Literally the first day I had the car, I managed to lose the cover off the left headlight washer jet. This appears to be the result of a known design flaw in the 996 series. If you have the headlights on and trigger the headlight washer jets while driving, the chrome covers fly right off. And, of course, because it's a Porsche, you can't just replace the cover, you have to replace the entire washer jet assembly, which runs about $65 (part numbers Part # 996-628-144-00 and Part # 996-628-143-00, different for right and left).
Fortunately, the process for fixing these is well documented on YouTube (1, 2) and takes a couple of minutes. I'll get around to it right after I polish the headlight.
After fixing the radio in the Corvette, it was time to tackle the clock. We tried mightily to revive the patient, but in the end, a heart transplant was necessary. The clocks in the "midyear" Corvettes (1963-67) are electro-mechanical units made by Borg Instruments. They were used in a bunch of other GM cars of the period, in addition to the Corvette. This article gives a nice description of the clock and what commonly goes wrong with it. These are analog, spring-wound clocks with an electric winder that is supposed to reset the spring mechanism every 3 minutes or so. To see how it's supposed to work, check out this video (currently at 460 views, many of which are from me!). The design doesn't exactly inspire confidence, as it depends on a set of 12 volt contact points reliably closing every 3 minutes or so, pretty much forever. Those contact points build up corrosion over time, which will kill the rewinding mechanism. Thanks to a bunch of threads on the
The Porsche has been sold and sent off to the East Coast by transport. Time to tally up the total cost of ownership for this, my first "one year, interesting car, fully depreciated" experiment. So, before we get to the raw numbers, some context. As with any Porsche, maintenance is a big expense on these cars. Even routine things cost more than they would for a typical car (e.g., oil change = $250). And there were two big, unanticipated expenses. First, the failure of a coolant pipe necessitated an expensive "engine out" repair, which also led to a bunch of "while you're in there" maintenance and upgrades. For the 996tt, the coolant pipes are a known weakness, and thus a risk you take, until it happens and someone fixes it. Chances of it happening are slim in any particular year, and once it's fixed, it's fixed forever. So it's unfortunate that it happened on my watch, but them's the breaks. The next owner doesn't have to worr

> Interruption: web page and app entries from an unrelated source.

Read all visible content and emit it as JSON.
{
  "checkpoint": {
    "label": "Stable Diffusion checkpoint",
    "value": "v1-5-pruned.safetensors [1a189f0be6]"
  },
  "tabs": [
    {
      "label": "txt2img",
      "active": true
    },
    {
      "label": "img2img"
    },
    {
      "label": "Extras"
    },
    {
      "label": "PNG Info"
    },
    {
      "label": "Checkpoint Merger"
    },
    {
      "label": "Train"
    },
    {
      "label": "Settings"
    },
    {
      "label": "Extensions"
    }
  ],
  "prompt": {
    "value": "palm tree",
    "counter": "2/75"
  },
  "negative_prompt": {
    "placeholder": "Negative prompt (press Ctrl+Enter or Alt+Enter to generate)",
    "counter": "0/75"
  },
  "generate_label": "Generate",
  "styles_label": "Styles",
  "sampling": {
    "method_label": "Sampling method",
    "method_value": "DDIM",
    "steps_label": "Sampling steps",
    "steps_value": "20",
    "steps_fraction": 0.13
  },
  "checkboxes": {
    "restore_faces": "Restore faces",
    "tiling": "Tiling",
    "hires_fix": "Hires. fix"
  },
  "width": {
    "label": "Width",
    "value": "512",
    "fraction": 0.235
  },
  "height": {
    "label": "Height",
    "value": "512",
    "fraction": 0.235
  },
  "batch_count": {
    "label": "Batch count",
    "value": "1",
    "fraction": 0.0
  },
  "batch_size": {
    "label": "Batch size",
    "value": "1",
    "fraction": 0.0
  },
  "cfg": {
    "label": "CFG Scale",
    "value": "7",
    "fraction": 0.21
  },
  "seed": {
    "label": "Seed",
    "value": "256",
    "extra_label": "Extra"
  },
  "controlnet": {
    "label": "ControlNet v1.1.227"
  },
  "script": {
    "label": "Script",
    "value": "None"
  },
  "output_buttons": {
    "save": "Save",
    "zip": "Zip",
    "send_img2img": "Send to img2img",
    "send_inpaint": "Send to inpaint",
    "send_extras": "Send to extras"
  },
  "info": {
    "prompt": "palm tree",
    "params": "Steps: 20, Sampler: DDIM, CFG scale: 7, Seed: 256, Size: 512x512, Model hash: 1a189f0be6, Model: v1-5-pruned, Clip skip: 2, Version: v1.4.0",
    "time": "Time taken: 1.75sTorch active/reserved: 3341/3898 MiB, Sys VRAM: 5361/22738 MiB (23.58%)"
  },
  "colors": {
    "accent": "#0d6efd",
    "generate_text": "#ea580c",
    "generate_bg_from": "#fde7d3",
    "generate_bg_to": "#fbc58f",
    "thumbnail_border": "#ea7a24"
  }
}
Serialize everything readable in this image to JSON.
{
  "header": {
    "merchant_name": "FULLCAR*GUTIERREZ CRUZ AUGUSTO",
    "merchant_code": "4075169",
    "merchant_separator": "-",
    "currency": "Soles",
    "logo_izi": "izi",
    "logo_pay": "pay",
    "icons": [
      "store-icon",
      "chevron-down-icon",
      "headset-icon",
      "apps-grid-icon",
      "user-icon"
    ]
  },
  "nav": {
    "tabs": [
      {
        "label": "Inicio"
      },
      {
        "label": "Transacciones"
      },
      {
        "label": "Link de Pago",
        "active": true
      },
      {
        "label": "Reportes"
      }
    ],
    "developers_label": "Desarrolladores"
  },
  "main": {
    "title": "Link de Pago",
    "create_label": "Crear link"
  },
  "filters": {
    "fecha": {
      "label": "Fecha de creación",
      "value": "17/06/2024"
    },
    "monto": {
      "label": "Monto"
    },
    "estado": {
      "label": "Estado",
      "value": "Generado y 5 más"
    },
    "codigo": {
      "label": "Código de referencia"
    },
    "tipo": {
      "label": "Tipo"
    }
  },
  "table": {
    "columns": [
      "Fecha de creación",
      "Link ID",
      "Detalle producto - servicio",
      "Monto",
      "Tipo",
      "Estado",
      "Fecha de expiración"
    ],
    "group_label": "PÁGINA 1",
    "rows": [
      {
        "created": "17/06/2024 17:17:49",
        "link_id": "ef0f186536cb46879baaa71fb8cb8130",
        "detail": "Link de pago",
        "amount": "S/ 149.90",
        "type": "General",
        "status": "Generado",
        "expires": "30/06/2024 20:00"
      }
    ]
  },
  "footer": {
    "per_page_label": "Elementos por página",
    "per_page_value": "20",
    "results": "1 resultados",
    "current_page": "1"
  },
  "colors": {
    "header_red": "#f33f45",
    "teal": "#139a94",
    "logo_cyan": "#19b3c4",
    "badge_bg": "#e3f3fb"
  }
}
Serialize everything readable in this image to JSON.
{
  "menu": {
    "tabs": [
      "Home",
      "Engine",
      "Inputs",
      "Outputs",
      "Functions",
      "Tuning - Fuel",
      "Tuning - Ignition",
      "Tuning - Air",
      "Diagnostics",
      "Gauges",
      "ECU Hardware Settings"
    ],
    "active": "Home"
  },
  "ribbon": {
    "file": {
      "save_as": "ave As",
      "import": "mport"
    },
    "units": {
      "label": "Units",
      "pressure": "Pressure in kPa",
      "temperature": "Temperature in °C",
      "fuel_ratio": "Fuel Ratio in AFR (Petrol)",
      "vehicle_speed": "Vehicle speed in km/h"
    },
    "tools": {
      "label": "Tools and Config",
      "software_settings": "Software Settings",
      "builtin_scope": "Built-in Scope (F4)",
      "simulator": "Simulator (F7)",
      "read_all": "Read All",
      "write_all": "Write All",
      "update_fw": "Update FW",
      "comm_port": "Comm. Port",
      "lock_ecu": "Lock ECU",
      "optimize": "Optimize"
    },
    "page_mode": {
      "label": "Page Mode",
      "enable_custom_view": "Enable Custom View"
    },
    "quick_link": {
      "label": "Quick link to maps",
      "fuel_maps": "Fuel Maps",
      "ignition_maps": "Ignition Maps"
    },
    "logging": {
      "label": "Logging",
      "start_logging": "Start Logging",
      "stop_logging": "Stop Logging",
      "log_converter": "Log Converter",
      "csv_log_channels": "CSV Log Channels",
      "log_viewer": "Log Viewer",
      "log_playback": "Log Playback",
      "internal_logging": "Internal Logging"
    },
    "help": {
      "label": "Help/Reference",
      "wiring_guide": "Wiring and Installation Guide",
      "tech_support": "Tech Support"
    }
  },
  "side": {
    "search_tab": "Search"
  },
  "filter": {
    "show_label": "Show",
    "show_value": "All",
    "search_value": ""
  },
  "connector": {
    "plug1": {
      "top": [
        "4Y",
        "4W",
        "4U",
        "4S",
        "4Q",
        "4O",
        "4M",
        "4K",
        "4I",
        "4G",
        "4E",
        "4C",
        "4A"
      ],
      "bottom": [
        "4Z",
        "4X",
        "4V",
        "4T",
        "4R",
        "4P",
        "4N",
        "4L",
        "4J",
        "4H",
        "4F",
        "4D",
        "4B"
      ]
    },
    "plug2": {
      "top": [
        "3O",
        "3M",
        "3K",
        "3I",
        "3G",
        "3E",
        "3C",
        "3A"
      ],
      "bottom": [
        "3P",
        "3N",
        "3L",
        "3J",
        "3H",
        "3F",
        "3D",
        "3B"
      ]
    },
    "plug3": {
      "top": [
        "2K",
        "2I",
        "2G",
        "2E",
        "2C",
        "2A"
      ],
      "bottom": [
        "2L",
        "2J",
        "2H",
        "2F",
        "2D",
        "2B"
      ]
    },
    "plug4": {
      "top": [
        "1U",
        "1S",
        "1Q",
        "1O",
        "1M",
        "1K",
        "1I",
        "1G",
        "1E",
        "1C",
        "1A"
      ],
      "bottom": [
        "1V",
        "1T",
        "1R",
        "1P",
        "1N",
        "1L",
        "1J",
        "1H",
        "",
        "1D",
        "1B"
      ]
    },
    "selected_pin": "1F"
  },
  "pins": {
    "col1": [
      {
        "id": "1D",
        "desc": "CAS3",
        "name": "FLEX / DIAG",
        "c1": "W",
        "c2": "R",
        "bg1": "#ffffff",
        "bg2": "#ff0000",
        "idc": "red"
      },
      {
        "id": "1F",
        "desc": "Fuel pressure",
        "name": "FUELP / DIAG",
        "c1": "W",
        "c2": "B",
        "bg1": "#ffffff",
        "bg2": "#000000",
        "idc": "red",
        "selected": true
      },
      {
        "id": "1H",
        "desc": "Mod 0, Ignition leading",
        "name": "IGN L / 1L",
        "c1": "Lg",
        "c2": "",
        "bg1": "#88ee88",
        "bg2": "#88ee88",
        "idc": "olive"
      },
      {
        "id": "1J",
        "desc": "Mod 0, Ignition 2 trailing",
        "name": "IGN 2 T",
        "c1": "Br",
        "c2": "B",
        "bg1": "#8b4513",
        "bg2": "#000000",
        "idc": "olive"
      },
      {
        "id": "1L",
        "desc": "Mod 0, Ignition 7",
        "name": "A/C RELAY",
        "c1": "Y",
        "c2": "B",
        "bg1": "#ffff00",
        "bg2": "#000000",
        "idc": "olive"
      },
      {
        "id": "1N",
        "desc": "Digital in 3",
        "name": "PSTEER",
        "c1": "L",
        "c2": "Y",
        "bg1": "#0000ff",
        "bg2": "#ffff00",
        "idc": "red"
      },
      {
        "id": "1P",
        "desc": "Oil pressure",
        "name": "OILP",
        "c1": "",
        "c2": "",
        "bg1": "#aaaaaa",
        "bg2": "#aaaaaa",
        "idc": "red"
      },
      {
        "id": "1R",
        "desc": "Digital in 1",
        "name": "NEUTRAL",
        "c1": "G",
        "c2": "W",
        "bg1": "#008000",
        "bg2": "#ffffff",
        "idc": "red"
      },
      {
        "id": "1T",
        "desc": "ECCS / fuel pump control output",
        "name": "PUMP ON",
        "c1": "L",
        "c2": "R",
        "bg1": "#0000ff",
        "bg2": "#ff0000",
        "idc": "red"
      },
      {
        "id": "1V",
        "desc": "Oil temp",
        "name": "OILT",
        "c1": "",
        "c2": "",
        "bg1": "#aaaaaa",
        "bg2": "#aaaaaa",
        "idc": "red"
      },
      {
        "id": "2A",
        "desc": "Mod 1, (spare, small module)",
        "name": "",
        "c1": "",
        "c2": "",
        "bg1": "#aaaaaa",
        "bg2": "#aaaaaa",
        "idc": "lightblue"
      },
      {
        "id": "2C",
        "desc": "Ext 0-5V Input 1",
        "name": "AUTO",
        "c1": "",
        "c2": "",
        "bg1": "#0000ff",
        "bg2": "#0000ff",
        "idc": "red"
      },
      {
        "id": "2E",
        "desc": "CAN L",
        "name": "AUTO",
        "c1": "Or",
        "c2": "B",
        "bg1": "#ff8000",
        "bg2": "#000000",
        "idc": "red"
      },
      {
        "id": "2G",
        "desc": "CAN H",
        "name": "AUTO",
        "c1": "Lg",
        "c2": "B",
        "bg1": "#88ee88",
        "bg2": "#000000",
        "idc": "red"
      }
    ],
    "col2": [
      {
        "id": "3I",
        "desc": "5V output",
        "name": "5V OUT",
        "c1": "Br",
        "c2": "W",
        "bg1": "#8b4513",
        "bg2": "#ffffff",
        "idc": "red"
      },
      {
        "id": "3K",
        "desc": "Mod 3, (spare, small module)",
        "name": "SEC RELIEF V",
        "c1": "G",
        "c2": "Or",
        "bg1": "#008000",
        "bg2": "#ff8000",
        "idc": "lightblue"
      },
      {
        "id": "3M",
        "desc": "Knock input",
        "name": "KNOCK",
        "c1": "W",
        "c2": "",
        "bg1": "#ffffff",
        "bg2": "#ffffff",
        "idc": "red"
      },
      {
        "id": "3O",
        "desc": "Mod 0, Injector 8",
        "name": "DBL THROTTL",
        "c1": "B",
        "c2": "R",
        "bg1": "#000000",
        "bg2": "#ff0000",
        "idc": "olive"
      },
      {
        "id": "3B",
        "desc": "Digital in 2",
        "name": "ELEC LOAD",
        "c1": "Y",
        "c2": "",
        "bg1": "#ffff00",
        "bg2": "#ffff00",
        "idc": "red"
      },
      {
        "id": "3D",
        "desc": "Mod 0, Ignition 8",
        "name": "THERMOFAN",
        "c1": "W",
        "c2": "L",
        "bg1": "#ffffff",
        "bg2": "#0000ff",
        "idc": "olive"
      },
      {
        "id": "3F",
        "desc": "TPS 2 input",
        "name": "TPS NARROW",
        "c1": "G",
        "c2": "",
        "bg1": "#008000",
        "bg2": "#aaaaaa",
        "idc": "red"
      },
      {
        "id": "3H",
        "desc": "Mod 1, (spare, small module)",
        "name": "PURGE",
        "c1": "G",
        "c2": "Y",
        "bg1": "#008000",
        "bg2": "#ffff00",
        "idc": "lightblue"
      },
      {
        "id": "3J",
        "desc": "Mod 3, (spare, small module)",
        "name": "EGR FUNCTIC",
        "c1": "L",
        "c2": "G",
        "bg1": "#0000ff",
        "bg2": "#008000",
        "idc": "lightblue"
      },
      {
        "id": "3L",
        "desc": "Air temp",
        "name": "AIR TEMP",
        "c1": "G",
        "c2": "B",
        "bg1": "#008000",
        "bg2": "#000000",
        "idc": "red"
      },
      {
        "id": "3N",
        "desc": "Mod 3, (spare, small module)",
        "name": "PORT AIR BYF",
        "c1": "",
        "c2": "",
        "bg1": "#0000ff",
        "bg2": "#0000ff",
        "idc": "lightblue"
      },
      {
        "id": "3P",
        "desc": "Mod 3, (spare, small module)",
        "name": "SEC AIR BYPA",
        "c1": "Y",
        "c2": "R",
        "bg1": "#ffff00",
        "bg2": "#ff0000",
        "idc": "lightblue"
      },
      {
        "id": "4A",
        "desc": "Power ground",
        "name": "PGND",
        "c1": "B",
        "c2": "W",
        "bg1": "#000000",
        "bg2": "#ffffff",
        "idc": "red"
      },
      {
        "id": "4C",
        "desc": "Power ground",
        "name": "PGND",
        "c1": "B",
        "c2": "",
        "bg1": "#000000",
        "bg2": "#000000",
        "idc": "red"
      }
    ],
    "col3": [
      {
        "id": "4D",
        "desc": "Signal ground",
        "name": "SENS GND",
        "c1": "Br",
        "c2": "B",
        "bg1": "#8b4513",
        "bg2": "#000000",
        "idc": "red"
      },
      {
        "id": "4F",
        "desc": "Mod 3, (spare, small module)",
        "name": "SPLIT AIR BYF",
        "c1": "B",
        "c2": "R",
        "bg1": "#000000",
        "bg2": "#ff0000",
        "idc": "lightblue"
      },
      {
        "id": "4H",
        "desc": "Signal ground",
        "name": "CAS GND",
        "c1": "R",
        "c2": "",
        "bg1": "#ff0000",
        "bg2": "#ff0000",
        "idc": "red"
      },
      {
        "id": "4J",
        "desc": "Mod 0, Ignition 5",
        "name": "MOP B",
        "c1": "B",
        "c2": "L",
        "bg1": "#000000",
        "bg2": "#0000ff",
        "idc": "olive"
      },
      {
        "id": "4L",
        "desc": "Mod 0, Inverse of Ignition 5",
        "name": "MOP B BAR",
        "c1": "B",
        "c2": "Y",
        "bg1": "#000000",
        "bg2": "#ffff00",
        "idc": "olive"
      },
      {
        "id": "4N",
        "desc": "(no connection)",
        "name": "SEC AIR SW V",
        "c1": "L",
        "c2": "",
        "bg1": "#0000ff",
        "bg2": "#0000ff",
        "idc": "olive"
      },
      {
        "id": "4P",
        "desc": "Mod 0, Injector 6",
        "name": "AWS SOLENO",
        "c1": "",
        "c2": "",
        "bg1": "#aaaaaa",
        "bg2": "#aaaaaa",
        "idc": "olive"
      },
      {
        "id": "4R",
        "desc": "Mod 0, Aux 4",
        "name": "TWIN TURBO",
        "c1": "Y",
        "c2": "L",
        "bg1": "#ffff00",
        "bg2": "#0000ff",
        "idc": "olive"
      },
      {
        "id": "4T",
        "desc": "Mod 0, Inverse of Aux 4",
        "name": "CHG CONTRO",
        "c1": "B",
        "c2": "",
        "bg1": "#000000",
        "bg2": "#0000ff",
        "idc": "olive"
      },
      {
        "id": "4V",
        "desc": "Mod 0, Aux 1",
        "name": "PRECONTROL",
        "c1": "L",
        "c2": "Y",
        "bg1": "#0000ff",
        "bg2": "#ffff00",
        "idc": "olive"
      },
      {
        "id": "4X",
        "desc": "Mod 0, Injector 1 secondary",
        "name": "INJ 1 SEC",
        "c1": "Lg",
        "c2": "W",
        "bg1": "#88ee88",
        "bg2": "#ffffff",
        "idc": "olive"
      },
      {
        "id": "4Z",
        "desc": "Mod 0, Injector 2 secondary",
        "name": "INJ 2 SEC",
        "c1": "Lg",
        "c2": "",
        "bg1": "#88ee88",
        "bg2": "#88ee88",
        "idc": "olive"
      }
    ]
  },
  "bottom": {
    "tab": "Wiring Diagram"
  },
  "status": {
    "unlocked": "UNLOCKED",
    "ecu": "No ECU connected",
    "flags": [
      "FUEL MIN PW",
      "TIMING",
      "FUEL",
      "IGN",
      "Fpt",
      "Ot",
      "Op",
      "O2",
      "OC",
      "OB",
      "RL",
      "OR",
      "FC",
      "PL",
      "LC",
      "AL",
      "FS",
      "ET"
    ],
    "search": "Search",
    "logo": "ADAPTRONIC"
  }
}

There is such a thing as too much car. That's what I learned from my year with a 2002 Porsche 911 Turbo. Don't get me wrong, it's a remarkable car. The common wisdom is that the 911 Turbo is the "everyday supercar," combining insane performance while also being practical enough to drive every day. That's mostly true, but... The single best thing I did was drive the car home from Dallas after buying it. On smooth, empty highways crossing the high, dry desert, the Porsche was a dream. I set the cruise control at 125 mph, and the car was happy to go like that for hours. It's utterly at ease at those speeds, with plenty of acceleration still on tap. In fact, let's pause for a moment on the subject of acceleration. It's really rather shocking ("face-melting" in Jennifer's words). Other than the Tesla Model S, it's hard to get the same feeling of rocket launch acceleration without unnecessary drama. I will miss that. But unli